Cord cutters, a term that refers to folks who trade their cable TV subscriptions for online video services, would typically use a media player to stream content from a home server or an Internet TV service such as Netflix and Hulu to a TV.
In recent years, a flurry of media players and devices such as Google Chromecast, Amazon Fire TV and Apple TV have hit the market to cater to the demands of a generation of viewers who prefer to watch TV shows on-demand, rather than stick to a TV schedule or channel bundle from a cable TV service provider.
Joining the fray is Western Digital’s WD TV that lets you play all your media files housed on a media server or portable hard drive on your TV, as well as watch TV programmes and movies from Hulu, Vudu and other online video streaming services.
The WD TV is the top of the line product in the WD TV family of media streamers that includes WD TV Live and WD TV Play. While they share similar features such as supporting a wide range of video formats in full HD resolution, WD TV is the only member in the family that lets you cast your smartphone screen to the TV.
As with most other media players I’ve tested, setting up the WD TV is a cinch. For most people, it’s as simple as hooking up the device to a TV via a HDMI cable, and connecting it to the Internet via a network cable or Wi-Fi.

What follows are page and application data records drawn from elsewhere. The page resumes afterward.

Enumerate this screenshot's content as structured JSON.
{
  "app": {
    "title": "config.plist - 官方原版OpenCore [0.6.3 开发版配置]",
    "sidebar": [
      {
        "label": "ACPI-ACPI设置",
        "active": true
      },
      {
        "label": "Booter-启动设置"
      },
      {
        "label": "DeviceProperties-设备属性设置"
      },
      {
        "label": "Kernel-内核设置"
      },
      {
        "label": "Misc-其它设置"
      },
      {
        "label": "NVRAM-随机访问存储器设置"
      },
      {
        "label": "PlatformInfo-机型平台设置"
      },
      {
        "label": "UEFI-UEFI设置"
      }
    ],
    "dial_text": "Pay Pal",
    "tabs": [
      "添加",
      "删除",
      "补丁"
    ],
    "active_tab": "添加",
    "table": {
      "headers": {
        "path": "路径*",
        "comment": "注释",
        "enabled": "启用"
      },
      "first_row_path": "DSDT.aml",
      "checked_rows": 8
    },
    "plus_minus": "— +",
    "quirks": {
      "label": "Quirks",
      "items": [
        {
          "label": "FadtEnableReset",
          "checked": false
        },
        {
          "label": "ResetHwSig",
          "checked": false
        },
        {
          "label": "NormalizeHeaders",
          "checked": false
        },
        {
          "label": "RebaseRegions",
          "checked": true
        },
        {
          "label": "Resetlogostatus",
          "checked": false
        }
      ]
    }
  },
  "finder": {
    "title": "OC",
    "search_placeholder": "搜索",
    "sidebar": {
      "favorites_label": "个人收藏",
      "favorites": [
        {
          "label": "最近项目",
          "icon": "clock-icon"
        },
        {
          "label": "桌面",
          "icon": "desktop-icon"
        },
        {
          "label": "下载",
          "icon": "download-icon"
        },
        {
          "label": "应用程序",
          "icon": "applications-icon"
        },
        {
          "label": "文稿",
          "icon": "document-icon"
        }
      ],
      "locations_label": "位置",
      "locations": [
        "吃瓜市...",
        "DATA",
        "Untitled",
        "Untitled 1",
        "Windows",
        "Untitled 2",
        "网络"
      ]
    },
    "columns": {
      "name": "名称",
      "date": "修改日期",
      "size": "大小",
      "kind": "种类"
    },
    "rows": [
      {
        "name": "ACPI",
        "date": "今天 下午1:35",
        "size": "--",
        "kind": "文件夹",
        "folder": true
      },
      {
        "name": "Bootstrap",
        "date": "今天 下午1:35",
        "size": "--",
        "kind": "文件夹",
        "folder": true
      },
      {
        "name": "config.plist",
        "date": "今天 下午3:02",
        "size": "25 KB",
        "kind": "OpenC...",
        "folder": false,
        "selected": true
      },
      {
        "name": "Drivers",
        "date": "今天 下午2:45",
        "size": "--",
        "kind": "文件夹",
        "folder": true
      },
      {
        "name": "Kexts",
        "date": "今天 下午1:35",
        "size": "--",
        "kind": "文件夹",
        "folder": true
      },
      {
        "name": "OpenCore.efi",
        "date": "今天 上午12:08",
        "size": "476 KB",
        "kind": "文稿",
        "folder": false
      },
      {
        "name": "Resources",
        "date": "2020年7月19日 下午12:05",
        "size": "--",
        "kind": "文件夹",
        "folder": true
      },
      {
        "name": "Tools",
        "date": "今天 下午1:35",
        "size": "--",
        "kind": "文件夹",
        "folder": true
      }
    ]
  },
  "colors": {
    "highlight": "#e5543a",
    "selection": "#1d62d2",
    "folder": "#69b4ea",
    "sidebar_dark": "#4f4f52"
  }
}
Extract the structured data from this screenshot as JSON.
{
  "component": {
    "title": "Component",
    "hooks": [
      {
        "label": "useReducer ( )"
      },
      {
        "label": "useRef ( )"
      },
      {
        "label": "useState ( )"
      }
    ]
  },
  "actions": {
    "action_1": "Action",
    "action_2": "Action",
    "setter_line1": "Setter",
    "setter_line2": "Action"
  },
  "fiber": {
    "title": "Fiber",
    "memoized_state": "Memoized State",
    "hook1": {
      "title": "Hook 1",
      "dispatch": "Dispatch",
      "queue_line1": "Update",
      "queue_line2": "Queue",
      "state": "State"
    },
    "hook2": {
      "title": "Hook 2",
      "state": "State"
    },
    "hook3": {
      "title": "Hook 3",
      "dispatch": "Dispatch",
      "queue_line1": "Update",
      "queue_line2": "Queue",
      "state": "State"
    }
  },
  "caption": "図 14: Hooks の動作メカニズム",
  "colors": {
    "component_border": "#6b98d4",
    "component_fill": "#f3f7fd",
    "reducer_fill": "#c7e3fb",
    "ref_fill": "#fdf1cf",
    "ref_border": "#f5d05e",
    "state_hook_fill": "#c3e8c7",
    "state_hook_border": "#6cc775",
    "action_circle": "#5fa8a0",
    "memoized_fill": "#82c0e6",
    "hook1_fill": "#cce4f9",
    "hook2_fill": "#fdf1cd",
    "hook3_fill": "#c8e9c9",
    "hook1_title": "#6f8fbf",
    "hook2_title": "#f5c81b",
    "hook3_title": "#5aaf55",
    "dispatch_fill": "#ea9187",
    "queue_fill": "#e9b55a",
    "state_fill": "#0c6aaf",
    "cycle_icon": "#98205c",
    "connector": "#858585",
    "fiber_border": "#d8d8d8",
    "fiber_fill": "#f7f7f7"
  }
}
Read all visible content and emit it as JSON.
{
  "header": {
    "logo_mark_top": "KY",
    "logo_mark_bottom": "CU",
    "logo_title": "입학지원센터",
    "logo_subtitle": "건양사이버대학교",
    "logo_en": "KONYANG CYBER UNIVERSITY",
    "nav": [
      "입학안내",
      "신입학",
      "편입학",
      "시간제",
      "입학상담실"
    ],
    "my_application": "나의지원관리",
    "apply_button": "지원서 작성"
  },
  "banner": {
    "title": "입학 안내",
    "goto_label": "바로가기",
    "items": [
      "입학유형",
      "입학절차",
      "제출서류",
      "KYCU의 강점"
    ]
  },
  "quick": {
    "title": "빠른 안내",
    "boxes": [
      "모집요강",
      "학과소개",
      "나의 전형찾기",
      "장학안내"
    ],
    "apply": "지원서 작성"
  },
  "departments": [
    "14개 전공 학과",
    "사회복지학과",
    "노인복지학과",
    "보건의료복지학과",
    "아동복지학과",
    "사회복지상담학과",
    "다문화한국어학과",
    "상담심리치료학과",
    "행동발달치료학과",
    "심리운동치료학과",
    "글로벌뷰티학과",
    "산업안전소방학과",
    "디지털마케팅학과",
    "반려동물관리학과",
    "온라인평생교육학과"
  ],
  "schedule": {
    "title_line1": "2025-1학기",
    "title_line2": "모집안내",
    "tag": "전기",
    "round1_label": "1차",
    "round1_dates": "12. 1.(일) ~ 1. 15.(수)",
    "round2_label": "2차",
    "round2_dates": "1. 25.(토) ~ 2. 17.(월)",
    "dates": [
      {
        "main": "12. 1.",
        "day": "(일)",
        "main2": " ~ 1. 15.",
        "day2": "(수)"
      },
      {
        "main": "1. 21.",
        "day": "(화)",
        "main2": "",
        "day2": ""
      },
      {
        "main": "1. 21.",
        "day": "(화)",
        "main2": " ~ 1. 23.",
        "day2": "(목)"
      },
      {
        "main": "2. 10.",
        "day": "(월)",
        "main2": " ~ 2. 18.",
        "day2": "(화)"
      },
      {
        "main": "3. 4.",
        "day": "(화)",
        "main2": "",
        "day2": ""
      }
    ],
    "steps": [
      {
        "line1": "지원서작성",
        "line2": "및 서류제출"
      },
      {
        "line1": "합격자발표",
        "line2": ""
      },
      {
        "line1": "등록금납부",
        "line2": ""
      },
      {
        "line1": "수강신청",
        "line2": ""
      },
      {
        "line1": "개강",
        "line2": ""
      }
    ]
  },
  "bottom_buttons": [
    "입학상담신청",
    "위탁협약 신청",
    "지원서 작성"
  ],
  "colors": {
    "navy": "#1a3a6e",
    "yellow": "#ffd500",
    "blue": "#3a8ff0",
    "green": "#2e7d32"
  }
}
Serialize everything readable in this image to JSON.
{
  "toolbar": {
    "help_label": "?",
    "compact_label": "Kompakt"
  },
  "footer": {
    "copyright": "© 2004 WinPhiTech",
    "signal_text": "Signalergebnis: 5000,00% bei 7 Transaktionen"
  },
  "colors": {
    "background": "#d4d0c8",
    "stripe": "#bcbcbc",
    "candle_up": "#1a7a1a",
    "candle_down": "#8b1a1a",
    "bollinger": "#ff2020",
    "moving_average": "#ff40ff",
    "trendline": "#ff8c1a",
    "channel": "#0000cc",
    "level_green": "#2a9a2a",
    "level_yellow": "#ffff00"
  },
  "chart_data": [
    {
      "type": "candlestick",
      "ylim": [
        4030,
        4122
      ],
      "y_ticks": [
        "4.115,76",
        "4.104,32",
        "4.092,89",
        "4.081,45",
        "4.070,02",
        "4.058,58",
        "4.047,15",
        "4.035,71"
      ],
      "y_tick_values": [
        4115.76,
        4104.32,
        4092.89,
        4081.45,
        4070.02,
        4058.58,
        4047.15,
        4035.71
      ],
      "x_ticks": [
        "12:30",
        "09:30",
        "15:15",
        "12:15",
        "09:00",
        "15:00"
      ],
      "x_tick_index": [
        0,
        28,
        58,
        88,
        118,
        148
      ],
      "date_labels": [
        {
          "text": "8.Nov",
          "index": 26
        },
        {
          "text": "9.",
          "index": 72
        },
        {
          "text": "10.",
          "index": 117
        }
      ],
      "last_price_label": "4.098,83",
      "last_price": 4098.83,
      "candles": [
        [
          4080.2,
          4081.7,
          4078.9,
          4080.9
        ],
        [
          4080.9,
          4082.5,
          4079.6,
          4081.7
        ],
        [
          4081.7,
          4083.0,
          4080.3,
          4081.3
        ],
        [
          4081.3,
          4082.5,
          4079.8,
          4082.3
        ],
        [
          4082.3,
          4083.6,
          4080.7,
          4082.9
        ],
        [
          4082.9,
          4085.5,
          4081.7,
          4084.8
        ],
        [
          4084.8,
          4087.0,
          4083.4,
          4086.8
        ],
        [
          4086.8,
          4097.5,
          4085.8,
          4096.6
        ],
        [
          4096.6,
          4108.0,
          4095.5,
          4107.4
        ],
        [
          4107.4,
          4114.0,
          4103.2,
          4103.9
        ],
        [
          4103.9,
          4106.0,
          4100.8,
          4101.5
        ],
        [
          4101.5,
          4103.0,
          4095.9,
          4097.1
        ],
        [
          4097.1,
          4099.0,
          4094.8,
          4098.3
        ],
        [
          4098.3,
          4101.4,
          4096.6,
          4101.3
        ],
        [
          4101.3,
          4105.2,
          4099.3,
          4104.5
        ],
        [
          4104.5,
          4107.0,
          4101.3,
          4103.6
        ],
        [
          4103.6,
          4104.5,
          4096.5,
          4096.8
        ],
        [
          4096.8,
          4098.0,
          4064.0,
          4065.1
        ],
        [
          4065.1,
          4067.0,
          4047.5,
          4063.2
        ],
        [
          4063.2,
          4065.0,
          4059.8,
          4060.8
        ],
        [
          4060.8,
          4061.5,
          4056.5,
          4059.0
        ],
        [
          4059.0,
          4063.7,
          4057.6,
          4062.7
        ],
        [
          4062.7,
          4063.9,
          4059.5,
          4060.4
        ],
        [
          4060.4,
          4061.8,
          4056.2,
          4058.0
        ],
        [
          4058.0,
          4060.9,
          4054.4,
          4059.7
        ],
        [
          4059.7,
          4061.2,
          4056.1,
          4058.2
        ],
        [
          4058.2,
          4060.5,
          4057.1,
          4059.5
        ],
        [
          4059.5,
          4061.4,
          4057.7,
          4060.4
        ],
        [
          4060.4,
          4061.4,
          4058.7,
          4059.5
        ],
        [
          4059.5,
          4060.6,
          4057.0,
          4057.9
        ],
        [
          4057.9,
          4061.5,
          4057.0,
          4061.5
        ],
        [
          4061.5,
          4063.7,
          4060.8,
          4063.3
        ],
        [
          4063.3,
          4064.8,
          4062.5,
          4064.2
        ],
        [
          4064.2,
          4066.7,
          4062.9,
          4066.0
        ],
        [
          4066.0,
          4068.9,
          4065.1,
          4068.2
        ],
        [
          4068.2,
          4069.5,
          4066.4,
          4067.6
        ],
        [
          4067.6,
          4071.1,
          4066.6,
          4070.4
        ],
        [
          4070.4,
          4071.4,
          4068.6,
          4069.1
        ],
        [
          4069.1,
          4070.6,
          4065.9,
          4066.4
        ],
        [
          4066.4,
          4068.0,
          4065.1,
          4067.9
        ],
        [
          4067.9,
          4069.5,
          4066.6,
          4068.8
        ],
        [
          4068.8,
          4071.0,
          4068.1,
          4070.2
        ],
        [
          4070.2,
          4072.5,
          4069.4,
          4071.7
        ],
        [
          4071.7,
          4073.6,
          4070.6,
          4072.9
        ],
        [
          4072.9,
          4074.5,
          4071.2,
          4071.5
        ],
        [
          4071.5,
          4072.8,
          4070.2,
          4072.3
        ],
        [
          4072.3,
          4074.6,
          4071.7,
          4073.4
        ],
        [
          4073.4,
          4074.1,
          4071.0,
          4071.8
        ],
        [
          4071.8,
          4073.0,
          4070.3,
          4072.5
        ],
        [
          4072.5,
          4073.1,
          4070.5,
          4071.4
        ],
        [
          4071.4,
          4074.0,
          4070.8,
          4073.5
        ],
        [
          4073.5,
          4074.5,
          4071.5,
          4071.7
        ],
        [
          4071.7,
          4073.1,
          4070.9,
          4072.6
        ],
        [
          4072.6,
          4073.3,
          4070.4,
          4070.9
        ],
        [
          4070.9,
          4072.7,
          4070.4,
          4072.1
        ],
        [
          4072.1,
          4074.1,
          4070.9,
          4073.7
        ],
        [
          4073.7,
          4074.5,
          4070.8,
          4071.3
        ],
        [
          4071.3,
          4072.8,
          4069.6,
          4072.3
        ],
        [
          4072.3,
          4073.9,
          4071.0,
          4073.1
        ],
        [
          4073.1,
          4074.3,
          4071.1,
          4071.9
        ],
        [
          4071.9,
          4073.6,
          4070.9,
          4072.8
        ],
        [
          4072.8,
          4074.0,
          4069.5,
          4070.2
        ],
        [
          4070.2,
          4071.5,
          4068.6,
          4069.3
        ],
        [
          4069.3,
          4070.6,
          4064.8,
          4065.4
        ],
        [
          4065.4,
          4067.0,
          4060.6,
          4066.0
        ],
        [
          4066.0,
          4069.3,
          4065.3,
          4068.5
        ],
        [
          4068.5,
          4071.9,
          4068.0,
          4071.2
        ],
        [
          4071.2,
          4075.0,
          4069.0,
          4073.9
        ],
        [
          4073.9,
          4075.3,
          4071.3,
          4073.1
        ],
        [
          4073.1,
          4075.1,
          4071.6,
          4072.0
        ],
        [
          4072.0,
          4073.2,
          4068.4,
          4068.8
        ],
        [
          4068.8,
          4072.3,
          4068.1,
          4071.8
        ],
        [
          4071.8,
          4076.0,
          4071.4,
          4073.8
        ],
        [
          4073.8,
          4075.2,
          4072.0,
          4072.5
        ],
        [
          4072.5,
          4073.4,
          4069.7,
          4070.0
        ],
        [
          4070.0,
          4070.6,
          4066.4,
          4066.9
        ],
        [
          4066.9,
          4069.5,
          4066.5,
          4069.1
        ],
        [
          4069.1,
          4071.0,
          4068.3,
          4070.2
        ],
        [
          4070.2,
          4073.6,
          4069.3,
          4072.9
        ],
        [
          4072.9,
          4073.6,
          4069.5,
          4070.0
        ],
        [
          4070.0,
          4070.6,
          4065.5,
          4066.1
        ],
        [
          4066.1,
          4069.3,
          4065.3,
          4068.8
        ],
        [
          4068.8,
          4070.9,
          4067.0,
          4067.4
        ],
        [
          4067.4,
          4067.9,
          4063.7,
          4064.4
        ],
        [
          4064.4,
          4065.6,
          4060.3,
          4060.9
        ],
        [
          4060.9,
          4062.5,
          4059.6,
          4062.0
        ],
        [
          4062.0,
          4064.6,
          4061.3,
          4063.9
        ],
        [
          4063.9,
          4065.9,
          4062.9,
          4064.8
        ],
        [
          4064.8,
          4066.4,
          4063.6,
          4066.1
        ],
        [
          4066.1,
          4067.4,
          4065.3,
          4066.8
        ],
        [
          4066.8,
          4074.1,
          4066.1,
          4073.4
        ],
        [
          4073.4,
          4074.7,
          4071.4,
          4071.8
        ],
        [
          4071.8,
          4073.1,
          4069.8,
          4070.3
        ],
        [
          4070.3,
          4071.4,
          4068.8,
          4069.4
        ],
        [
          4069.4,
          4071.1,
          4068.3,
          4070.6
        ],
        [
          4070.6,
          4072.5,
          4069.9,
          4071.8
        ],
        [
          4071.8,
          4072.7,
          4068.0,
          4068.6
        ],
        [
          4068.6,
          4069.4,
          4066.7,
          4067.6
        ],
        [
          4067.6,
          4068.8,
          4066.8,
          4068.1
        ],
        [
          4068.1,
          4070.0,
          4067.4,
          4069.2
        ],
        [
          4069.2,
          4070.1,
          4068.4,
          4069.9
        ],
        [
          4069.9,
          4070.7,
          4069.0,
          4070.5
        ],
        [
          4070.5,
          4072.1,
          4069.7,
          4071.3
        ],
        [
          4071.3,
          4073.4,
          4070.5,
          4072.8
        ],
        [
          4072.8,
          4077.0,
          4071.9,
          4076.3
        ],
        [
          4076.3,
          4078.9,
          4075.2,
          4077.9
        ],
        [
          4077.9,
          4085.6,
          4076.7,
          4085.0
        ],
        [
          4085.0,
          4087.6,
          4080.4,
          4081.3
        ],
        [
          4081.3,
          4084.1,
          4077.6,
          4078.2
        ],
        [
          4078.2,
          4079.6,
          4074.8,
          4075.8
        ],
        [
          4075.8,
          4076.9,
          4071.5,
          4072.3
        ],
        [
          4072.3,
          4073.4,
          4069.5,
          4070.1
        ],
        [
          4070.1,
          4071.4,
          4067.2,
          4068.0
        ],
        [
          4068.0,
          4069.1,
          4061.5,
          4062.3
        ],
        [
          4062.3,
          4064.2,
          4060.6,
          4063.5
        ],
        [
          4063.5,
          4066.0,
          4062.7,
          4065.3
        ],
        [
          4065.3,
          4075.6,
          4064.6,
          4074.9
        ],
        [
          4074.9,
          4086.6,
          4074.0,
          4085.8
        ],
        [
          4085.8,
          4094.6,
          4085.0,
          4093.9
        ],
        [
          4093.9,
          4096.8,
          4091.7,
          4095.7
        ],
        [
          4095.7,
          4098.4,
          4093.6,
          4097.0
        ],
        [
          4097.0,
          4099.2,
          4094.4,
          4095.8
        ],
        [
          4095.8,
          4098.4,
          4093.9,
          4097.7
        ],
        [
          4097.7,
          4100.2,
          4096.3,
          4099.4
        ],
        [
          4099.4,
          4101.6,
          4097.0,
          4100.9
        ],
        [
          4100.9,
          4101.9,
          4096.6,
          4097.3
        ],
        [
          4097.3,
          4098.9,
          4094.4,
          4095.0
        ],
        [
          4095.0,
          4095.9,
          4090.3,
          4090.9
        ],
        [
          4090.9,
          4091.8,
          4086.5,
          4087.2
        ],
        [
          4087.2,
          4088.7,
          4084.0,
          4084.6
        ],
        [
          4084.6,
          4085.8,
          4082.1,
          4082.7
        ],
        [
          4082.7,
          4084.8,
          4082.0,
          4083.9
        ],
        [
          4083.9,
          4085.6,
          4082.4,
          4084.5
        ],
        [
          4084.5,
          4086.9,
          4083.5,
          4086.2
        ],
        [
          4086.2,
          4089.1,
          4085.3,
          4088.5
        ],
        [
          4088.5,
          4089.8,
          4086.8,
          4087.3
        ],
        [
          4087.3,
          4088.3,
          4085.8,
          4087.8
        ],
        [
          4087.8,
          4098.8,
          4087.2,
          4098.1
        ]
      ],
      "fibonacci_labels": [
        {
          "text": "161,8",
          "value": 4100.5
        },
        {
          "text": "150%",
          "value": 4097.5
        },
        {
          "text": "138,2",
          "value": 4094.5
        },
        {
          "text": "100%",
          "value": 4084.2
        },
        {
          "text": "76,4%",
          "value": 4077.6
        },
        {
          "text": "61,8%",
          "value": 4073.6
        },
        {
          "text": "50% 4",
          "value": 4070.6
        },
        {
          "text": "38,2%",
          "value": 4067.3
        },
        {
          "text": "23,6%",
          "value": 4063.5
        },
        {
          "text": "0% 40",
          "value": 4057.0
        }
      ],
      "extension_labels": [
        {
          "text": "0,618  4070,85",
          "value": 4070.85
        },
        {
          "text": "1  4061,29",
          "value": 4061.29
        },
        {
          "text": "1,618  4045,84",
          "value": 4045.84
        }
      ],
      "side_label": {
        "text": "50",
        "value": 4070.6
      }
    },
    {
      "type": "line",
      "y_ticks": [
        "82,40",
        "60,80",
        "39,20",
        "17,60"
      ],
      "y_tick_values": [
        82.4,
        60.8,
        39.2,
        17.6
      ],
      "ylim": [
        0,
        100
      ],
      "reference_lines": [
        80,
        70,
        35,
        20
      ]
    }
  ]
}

After the WD TV is powered up, you’ll be greeted by a welcome screen, which can be customised with two themes. I was prompted to update the device’s firmware to the latest version that supports new WD TV apps such as BBC iPlayer.
WD TV comes with a remote control that looks like a regular TV remote. It’s not the most elegant looking out there as compared with the sleek Apple TV remote, but it does its job. You can also download the WD TV Remote app from the iTunes App Store and Google Play to control the media player.
On the home screen, you can pin your favourite apps or switch to Services to get a full list of WD TV apps, which differs based on where you are. Oddly, Netflix is not on the list of US-only apps on the WD TV, though it’s available on WD TV Live and WD TV Play.
To access apps such as Hulu Plus, Pandora and Vudu in Singapore, make sure you have a VPN or DNS routing service such as UnoTelly. Then, switch the device’s location to the US and enter your DNS settings in the settings menu.
While the WD TV’s menu is neatly organised, things get a little slow at times. For example, it took a while to replay a video on a flash drive after I played it the first time. The device also stalled occasionally as I was navigating the menu.
Most TV apps offer pretty much the same experience across various media players with some slight differences. For example, compared with Hulu Plus on Apple TV, WD TV’s Hulu Plus app does not include a list of recently-watched shows on the landing screen. On the other hand, you get to choose the streaming bitrate for Hulu Plus shows on WD TV, but not on the Apple TV.
If you have a home theatre system, you can take advantage of the optical audio output that lets you pipe DTS or Dolby Digital audio streams to an AV receiver. But note that there’s a quirk in the audio settings: you have to manually switch to stereo or HDMI if you want the TV to handle the audio instead.
At S$169, the WD TV is a good deal if you have a large video collection that you want to watch on a big screen. With Miracast support, it’s also good for showing off videos from your smartphone on a TV, which works perfectly with my HTC One M7. For those who stream lots of content, the lack of popular live TV apps like Sky News, Bloomberg as well as movie apps like Netflix is a potential showstopper.
For media players to be as ubiquitous as cable TV set top boxes, Western Digital and other hardware makers need to reduce the friction in user experience — the subtitle button on the WD TV’s remote control doesn’t work in Hulu Plus, for example.
That would surely frustrate mainstream consumers who expect these things to work without calling a helpline.